I spent thirty-six years in a college environment. It was a small college. It was so small when I arrived in 1977 that we could take all of the faculty and put them in a reasonably medium-sized room. We had our own offices (which was nice) but we were not departmentalized in my early days. When I left the college in 2013, we were departmentalized. That means that the humanities people had offices in their own building in their own area. Scientists were in another building, in their own departmental area.
My next door neighbor in 1977 was a physics professor*. A few feet down from him in the hallway was a biology professor*.
They tolerated the humanities guy at first but as the years went by, I got to know them both pretty well. I got to be their friend.
They were collegial, by that I mean they got along as professional teachers teaching their subject matter but I found out that they did not see eye-to-eye on some basic things.
The physics teacher had what I would call a more secular worldview regarding his view of science. Before we go any further, he was a Christian in his spiritual life but in his science life, he felt duty bound to give a scientific point of view as he presented his material. What do I mean when I say a scientific point of view? He did not inject religion into his course work . He felt that to take Christian concepts into the science classroom was not appropriate. In short, science and Christianity don’t mix. Don’t get me wrong. He did not advocate against Christianity but he felt that science as a subject matter was adequate for explaining physics and there was no need for God in his classroom.
On the other hand, the biology professor was a creationist.
I remember the physics teacher getting very irritated a few times over the years because he just did not think like the biology professor. I pressed him on the issue of creationism and he said he just could not deny the science and wondered about his biology colleague.
Keep in mind that this guy was a Christian and went to a local church. He was my friend and a very good man.
Paul Little says that scientists and Christians disagree all the time, from the church’s persecution of Galileo to the Scopes trial of 1925. Sometimes scientists don’t agree either.
What were the physics professor and the biology professor disagreeing about, the most contentious issue in science: origins.
People with a Christian worldview struggle to reconcile their faith with the Bible and the “fact” that man and all living things evolved from a single speck of life. The biology professor could not accept that; that person wanted God to be the creator of the first glimmer of life on earth. It goes further than that though. People with a Christian worldview don’t buy into the notion of natural selection. If one did, that would make the Garden of Eden just an allegory and the basic lesson of sin in this world would not be relevant. Life would all be founded on survival of the fittest.
Scientific thinking is an interesting way to see the world if you don’t make an effort to mix some theology into the thought process.

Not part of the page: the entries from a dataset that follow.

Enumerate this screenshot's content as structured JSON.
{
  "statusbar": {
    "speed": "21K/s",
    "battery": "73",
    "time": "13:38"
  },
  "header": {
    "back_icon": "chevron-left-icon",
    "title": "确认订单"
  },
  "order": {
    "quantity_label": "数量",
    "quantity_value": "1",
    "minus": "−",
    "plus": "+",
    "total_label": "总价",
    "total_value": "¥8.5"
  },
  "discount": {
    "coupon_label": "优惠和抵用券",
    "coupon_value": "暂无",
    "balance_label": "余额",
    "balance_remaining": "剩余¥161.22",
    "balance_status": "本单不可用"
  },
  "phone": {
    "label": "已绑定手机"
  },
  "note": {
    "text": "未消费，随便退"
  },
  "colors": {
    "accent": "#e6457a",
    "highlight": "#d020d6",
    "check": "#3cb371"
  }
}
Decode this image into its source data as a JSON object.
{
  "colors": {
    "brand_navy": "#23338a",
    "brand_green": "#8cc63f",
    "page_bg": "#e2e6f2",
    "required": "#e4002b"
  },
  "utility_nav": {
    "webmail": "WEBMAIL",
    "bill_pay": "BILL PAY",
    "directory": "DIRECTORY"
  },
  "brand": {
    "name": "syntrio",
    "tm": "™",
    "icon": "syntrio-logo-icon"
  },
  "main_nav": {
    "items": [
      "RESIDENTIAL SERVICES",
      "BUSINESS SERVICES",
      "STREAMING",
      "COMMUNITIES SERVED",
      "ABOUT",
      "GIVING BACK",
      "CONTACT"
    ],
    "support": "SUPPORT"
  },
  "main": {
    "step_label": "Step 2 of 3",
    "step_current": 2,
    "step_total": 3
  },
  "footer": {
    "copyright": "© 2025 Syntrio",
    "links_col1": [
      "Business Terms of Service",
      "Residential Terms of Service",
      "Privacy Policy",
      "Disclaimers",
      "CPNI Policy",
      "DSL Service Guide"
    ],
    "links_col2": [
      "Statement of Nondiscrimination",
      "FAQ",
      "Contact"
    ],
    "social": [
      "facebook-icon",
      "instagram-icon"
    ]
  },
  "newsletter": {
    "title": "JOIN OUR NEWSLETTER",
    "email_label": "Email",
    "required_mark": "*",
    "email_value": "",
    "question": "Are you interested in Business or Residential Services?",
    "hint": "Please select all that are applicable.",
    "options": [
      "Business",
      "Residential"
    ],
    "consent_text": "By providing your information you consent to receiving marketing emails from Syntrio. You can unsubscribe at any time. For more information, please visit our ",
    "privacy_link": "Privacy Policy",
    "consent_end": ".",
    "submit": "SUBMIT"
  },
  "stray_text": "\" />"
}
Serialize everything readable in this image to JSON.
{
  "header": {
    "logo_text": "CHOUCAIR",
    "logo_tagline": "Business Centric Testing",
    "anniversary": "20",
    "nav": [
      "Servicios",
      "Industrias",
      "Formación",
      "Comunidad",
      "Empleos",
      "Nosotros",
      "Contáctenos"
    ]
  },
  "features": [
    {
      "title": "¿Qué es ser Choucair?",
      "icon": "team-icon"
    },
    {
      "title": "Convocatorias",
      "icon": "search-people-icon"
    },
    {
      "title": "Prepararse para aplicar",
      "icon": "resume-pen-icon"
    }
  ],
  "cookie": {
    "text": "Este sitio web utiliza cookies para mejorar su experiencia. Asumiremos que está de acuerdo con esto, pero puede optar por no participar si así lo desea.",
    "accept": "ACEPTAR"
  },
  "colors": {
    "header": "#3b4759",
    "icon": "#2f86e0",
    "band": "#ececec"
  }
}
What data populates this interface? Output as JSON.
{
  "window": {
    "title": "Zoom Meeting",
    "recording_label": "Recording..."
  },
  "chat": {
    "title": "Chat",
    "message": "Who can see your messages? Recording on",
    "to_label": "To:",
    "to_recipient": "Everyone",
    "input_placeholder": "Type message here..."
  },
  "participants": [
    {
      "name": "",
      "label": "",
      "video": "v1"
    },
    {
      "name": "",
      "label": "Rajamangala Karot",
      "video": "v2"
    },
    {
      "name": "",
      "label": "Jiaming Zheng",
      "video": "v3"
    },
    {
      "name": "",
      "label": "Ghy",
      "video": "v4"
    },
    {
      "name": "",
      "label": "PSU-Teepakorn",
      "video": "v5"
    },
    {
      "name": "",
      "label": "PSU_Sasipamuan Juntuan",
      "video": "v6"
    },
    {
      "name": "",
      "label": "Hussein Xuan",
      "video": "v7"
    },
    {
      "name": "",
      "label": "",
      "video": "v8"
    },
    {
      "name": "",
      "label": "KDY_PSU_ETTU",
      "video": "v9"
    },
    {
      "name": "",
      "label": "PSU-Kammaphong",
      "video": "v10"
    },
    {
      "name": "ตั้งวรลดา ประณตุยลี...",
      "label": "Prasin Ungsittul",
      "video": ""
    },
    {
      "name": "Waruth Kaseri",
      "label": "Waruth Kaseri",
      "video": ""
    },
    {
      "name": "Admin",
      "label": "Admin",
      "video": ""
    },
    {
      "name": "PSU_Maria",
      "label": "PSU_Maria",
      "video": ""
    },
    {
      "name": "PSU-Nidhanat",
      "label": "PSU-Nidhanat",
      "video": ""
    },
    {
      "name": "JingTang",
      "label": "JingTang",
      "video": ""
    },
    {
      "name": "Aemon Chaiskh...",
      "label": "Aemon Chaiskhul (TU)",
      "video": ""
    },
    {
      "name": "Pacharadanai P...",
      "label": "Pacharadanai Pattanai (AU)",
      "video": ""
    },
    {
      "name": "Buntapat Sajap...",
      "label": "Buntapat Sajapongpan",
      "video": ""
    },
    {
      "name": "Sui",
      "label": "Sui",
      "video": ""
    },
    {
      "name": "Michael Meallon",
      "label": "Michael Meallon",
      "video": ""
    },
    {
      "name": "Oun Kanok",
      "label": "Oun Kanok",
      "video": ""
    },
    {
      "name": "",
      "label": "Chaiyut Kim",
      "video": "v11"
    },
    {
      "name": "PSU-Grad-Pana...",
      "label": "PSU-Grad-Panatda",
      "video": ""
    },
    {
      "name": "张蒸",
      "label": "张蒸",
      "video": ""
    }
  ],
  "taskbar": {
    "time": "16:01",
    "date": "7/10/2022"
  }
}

Science rests on “presuppositions” that have been proven to be “factual” by repeated observation or replication. All my life I have spent time around scientists who feel they have a grasp of the facts of life and they are “pushing back the veil of ignorance” by their scientific exploration.
But they don’t have that grasp totally.
They have a grasp of facts as they exist now. Theory is based on facts that exist now.
Sometimes the facts don’t pan out. The scientist notes an aberration. That aberration may occur over and over and soon it becomes a new fact.
Well known aberrations that became facts are: the Black Death was not spread by coughing, the world is not flat and the earth is not the center of the universe.
This week we will discuss some of the conflict that occurs in the battle between science and Scripture.
We have seen that conflict even occurs between scientists.
Why discuss this?
Science has been used for many years to undermine the Bible and many doubters use science to make their case against Christians.
Many people who have these conflicting views do not get along as well as my physics friend and the biology professor. For our sake as Christians it may be good to have some thinking about this topic to help us in times when people challenge our worldview.
*Names will be omitted to protect my innocent friends.
**I hope to receive grace from my science friends as I offer simple explanations for their complex academic disciplines.